Here I am. More "אני פה" than "הנני", for now. I've come so far it seems, and yet I haven't even made it to the start line. I've made it through the 'I can't believe I want to be a rabbi' decision process, the application process, through the interview process, through the acceptance process, and there is one of the hiccups. I have been accepted (wohoo), conditionally (boo). Turns out, my Hebrew ability, not so great; not quite good enough to have passed the test the first time around, although very close. Such a small thing as language was not going to keep me from this dream. I find myself in Israel right now, finishing up a 2-wk course with Ulpan Or just before I am scheduled to re-take the exam. I am feeling good, a little nervous, but more-or-less confident in my ability. I am perfectly ok if the results come back and say that I should do pre-ulpan. In fact, I would almost prefer that, because being in Israel for longer can only be a good thing. When I get a little down at my Hebrew skills, I remind myself of my personal timeline regarding the language. Honestly, I am proud of how far I've come.

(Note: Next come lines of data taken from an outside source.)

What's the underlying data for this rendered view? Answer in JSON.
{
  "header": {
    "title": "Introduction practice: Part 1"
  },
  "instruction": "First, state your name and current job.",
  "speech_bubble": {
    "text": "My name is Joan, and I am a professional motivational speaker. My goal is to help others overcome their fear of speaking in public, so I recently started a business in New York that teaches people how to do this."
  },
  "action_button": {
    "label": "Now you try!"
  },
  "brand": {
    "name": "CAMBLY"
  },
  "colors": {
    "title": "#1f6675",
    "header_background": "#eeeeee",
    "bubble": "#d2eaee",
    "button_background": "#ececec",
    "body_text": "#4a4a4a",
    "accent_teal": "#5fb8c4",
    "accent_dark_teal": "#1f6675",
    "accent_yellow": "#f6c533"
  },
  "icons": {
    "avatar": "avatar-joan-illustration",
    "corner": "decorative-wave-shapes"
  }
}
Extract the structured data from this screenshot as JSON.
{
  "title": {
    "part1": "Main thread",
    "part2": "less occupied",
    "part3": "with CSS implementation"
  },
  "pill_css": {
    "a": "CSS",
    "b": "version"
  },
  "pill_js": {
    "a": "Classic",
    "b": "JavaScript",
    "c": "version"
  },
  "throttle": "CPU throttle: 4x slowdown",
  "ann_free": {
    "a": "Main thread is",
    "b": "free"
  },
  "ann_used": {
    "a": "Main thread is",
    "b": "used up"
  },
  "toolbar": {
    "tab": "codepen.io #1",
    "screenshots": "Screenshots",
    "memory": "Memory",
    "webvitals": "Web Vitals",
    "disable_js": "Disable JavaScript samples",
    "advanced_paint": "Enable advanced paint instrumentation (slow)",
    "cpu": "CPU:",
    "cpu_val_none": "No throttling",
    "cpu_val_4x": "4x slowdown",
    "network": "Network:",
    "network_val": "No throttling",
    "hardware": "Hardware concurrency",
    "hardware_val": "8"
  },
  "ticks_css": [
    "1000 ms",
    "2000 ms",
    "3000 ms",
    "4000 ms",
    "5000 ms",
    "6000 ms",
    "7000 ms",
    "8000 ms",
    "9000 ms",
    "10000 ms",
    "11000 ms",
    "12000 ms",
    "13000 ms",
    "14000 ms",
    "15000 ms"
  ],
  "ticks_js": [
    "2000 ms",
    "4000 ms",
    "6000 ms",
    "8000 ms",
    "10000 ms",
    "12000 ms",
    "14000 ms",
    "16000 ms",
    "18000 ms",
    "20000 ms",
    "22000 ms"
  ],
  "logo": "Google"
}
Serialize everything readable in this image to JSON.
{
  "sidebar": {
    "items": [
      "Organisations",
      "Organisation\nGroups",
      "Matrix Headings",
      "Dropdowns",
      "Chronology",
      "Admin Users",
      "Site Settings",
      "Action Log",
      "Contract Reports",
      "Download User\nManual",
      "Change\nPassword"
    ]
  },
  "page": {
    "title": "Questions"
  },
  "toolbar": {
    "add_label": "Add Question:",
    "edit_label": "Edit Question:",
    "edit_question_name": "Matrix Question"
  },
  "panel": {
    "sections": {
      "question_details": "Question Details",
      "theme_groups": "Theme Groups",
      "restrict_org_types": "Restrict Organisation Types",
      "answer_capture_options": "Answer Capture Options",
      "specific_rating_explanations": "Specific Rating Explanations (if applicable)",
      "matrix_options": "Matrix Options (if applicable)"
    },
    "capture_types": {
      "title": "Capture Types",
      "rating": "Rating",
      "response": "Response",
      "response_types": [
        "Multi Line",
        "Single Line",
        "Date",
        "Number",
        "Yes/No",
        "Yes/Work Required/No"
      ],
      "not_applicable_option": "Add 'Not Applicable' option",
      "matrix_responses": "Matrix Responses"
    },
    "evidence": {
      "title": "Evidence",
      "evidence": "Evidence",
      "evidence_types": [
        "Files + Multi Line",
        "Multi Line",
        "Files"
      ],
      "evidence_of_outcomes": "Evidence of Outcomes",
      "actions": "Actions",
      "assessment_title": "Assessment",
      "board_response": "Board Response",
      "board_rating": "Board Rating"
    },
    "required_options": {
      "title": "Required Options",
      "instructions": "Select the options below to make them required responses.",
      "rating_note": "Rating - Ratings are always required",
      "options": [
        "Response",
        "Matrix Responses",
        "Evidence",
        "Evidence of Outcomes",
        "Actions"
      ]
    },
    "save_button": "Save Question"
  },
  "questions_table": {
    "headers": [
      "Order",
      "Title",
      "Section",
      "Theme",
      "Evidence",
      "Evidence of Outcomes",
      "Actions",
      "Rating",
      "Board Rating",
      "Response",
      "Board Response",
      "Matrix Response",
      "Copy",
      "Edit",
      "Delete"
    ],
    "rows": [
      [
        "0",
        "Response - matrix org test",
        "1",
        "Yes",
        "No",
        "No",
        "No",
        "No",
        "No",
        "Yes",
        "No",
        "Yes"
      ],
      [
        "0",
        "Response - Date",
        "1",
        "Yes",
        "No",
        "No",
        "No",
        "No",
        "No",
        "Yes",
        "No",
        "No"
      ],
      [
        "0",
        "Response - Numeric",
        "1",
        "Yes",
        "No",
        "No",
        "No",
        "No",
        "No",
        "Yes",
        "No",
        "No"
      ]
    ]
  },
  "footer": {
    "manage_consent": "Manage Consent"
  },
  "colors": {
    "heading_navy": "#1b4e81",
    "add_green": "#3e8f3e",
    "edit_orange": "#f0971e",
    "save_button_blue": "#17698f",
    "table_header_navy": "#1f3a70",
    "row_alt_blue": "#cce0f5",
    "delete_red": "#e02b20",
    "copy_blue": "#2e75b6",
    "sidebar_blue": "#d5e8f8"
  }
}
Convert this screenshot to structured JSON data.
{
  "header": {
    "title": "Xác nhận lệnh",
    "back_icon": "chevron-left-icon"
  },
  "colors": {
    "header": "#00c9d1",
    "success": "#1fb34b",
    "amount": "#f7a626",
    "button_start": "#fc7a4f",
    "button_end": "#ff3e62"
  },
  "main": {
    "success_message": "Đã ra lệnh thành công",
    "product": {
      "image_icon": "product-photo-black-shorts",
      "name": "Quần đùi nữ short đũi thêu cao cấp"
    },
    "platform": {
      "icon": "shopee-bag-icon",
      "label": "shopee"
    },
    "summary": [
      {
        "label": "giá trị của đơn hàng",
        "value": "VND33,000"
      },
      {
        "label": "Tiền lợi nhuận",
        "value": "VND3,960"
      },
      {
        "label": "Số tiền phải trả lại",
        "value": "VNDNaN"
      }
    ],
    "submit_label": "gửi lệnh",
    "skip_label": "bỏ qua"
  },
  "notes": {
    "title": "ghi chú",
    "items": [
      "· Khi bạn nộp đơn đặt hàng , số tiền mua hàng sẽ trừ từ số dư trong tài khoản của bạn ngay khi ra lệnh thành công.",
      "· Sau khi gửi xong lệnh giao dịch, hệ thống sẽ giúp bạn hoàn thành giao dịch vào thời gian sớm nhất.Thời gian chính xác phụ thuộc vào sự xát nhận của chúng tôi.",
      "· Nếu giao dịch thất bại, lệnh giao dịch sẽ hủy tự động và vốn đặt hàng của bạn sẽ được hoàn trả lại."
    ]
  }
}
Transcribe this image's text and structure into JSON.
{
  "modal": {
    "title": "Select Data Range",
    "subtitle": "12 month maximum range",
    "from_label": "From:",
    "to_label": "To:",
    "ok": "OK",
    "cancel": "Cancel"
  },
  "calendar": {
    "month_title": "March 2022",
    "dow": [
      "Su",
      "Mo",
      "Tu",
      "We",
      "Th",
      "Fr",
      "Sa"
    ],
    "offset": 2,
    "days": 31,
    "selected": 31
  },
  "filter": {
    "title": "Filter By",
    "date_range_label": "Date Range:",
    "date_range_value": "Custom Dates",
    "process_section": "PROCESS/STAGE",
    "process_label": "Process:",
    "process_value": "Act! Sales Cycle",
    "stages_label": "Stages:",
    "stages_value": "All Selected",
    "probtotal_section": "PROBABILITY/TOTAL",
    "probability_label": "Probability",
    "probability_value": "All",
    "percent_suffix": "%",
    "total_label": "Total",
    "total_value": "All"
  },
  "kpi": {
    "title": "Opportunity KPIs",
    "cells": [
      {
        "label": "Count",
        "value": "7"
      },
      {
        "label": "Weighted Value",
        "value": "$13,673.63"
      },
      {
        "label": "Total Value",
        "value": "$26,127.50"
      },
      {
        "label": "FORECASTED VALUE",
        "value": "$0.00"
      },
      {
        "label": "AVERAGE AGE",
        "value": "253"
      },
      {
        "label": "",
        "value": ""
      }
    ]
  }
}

Recently, HUC has set up a facebook page for upcoming Year-In-Israel students, and on it soon-to-be students are writing introductions about themselves. I am appreciative of the intros prior to meeting in person in a couple months. I find that a connection can evolve and the people in this new community feel less like strangers. As I read these introductions, I am a little intimidated by some of the comments. People who are Jewish-study majors, who have been going to and teaching at camp for over 10yrs. People who have been going after this dream since adolescents and have laid all the groundwork for it.
Then there is me. I am a scientist. My first career is as an analytical chemist; a career I have been active in for several years. All the learning I have done with Judaism has been outside of a university setting. I owe a huge shout out to the library (and amazaon.com !), to my Hebrew tutor Eti, and especially to the clergy at Har HaShem, my synagogue. Without them, this transition would not have been possible.

And what a transition! As the transition is still in its infancy, I am bogged down with practicalities. Most of which my upcoming classmates can no doubt relate. Get medical paperwork, for me and the cat. Get visa (just for me, he doesn't need one). Make packing list, cut in half, check, double-check, triple check, cut in half again. Look for apartment in Jerusalem--very different than in America, because in Jlem, neighborhood really matters. Come to realization that I must get a roommate (first time for everything I suppose). Keep up with summer HUC reading. Get overseas or internet bank account. And the list goes on and on and on. First priority--pass Hebrew re-take exam.  It is such practicalities which prevent me from being fully here.

The less tangible, non-object oriented tasks, are much harder. Saying goodbye to family, friends, community, home. That will not be easy (nor should it be). Until my first priority (see above) is accomplished, I will not be starting on this part of the transition.

I sit here, in a room in Rechavia, feeling like I am in a dream. Perhaps I am. For next week I will be back in Colorado, back in the lab, back with my friends and this will be a memory. Rather, this moment is a glimpse into the future. For here I will sit in seven weeks, and it will not be a dream and I will really say "הנני".